29Salem in the midst of change mercantile elite was beginning to develop two clans (the Putnams and the Porters) were competing for control of the village and its pulpitDebate raging over how independent Salem Villagetied more to the interior agricultural regionsshould be from Salem, a center of sea trade.
30Betty Parris became strangely ill. February 1692Betty Parris became strangely ill.Dashed about,Dove under furniture,Contorted in pain,Complained of fever.The cause of her symptoms may have been combination ofstress, asthma, guilt, boredom, child abuse, epilepsy, and delusional psychosis.
31Cotton Mather recently published "Memorable Providences," At the time there was another theory to explain the girls' symptoms.Cotton Mather recently published "Memorable Providences,"Described suspected witchcraft of an Irish washerwoman in BostonBetty's behavior in some ways mirrored that of the afflicted person
32Easy to believe in 1692 in Salem Remains of an Indian war raging less than seventy miles awaymany refugees from the war had settled in the areaThe devil was close at handSudden and violent death occupied minds.

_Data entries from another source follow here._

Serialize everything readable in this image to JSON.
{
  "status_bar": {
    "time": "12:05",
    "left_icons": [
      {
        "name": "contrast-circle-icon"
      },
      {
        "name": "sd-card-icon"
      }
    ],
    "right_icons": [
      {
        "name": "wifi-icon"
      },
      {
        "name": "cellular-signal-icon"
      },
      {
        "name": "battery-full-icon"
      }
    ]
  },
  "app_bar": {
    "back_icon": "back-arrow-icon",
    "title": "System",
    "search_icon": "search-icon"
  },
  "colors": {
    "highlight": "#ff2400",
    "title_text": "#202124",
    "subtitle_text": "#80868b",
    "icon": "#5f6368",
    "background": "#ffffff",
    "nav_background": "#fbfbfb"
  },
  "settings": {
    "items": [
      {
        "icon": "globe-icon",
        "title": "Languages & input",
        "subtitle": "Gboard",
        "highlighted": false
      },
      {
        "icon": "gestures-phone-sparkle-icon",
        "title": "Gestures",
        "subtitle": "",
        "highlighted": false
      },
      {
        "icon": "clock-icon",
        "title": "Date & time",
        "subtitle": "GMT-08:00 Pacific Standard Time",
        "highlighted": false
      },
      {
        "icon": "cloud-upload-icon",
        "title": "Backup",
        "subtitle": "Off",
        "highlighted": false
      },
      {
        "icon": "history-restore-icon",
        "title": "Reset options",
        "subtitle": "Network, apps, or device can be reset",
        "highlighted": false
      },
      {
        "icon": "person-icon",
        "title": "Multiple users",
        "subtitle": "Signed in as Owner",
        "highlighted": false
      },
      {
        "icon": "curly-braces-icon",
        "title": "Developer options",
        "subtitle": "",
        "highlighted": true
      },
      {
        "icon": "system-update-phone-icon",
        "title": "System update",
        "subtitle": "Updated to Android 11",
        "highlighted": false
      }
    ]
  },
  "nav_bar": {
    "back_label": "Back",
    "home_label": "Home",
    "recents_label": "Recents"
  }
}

33Why did this travesty of justice occur? Why did it occur in where it did?Nothing about this tragedy was inevitable.Only an unfortunate combination ofan ongoing frontier wareconomic conditionscongregational strifeteenage boredompersonal jealousiescan account for the accusations, trials, and executions that occurred in the spring and summer of 1692 in Salem